• _YOUR ASSIGNMENT_: Only the text is wanted; write out each record below exactly and exclude all pictures.

• _SUPPLIED DATA_:
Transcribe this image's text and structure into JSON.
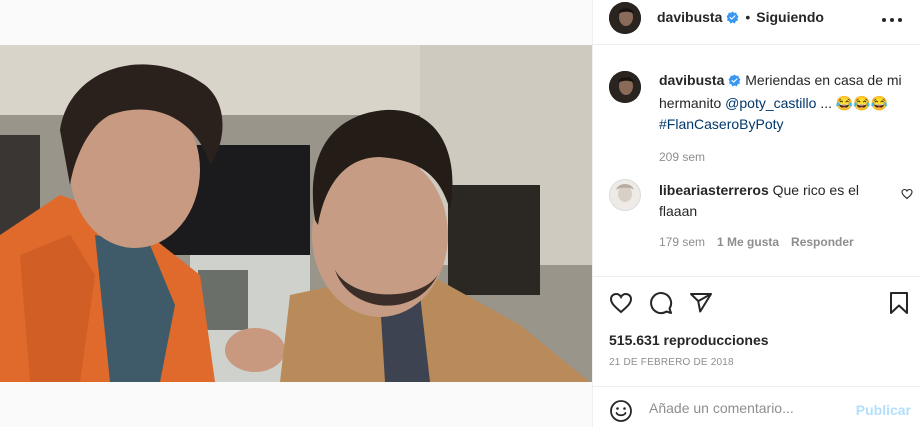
{
  "post": {
    "username": "davibusta",
    "verified": true,
    "follow_status": "Siguiendo",
    "separator": "•"
  },
  "caption": {
    "username": "davibusta",
    "text": "Meriendas en casa de mi hermanito",
    "mention": "@poty_castillo",
    "suffix": "... 😂😂😂",
    "hashtag": "#FlanCaseroByPoty",
    "time": "209 sem"
  },
  "comments": [
    {
      "username": "libeariasterreros",
      "text": "Que rico es el flaaan",
      "time": "179 sem",
      "likes": "1 Me gusta",
      "reply_label": "Responder"
    }
  ],
  "stats": {
    "views": "515.631 reproducciones",
    "date": "21 de febrero de 2018"
  },
  "composer": {
    "placeholder": "Añade un comentario...",
    "publish_label": "Publicar"
  },
  "icons": {
    "more": "more-horizontal-icon",
    "verified": "verified-badge-icon",
    "like": "heart-icon",
    "comment": "comment-icon",
    "share": "share-icon",
    "save": "bookmark-icon",
    "emoji": "emoji-icon",
    "mute": "muted-speaker-icon"
  },
  "colors": {
    "verified": "#3897f0",
    "link": "#00376b",
    "secondary_text": "#8e8e8e",
    "publish_disabled": "#b2dffc",
    "border": "#efefef"
  }
}
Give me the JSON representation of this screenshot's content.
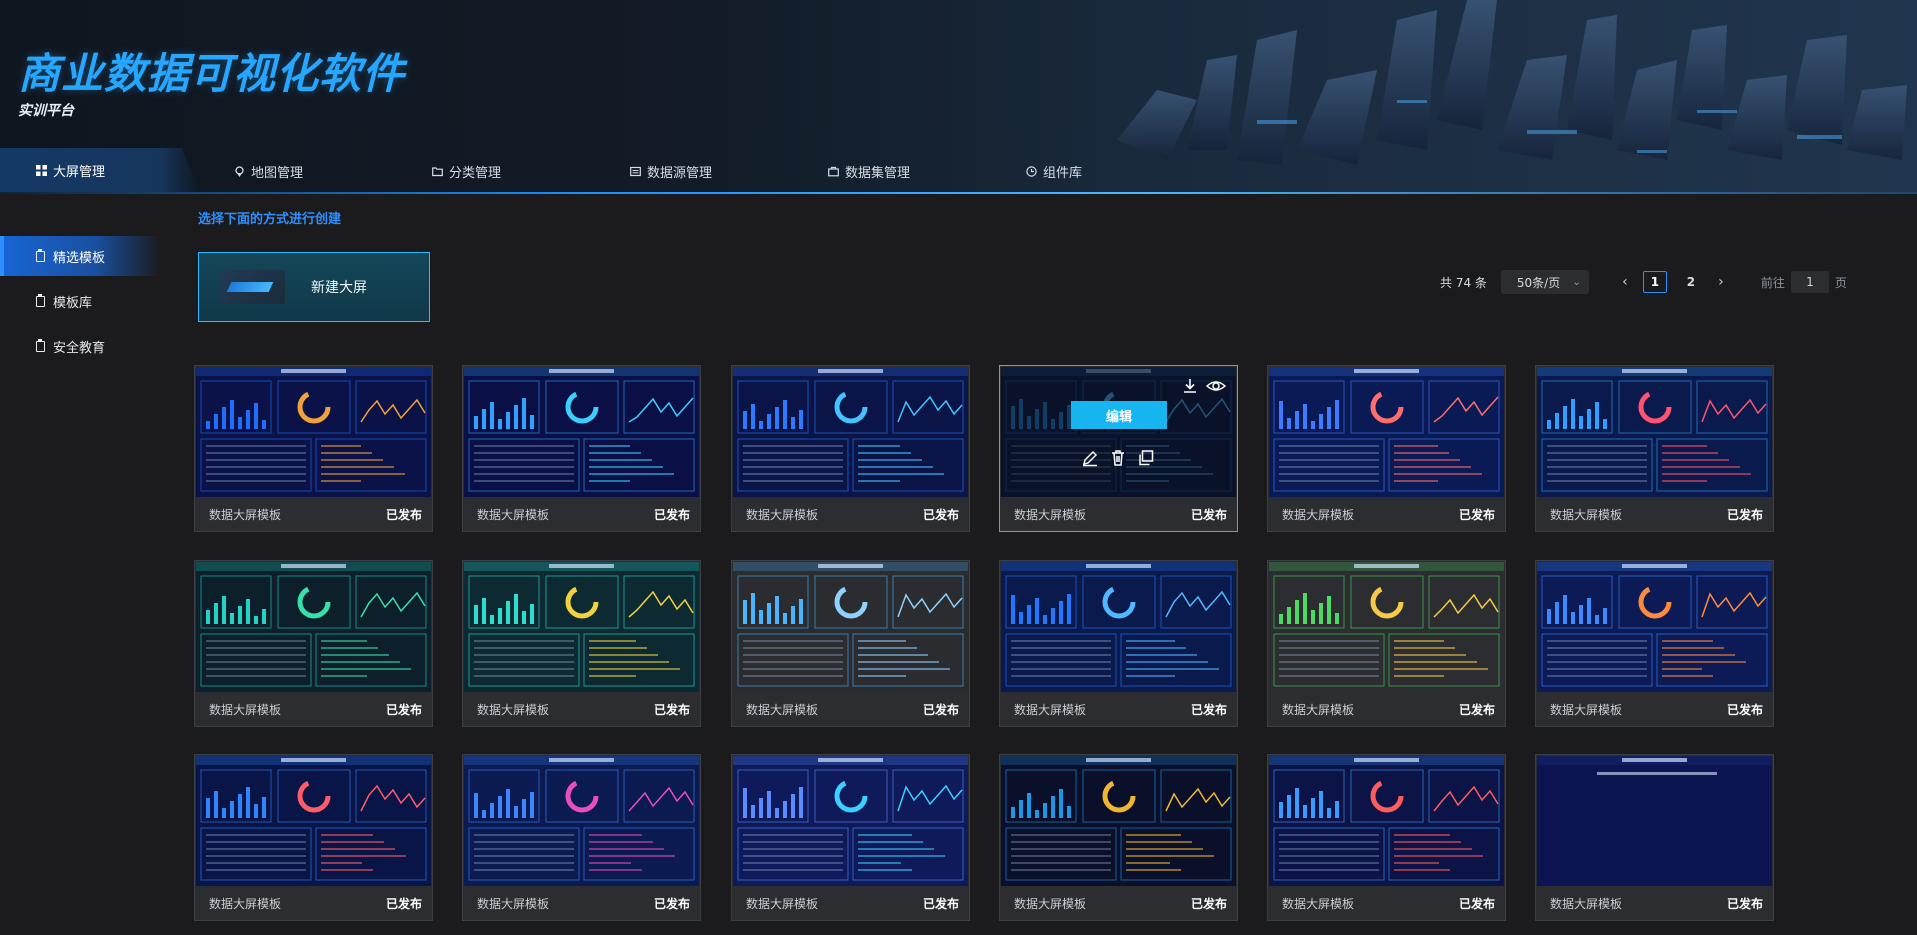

• _OUTPUT BELOW_:
Transcribe this image's text and structure into JSON.
{
  "post": {
    "username": "davibusta",
    "verified": true,
    "follow_status": "Siguiendo",
    "separator": "•"
  },
  "caption": {
    "username": "davibusta",
    "text": "Meriendas en casa de mi hermanito",
    "mention": "@poty_castillo",
    "suffix": "... 😂😂😂",
    "hashtag": "#FlanCaseroByPoty",
    "time": "209 sem"
  },
  "comments": [
    {
      "username": "libeariasterreros",
      "text": "Que rico es el flaaan",
      "time": "179 sem",
      "likes": "1 Me gusta",
      "reply_label": "Responder"
    }
  ],
  "stats": {
    "views": "515.631 reproducciones",
    "date": "21 de febrero de 2018"
  },
  "composer": {
    "placeholder": "Añade un comentario...",
    "publish_label": "Publicar"
  },
  "icons": {
    "more": "more-horizontal-icon",
    "verified": "verified-badge-icon",
    "like": "heart-icon",
    "comment": "comment-icon",
    "share": "share-icon",
    "save": "bookmark-icon",
    "emoji": "emoji-icon",
    "mute": "muted-speaker-icon"
  },
  "colors": {
    "verified": "#3897f0",
    "link": "#00376b",
    "secondary_text": "#8e8e8e",
    "publish_disabled": "#b2dffc",
    "border": "#efefef"
  }
}
Give me the JSON representation of this screenshot's content.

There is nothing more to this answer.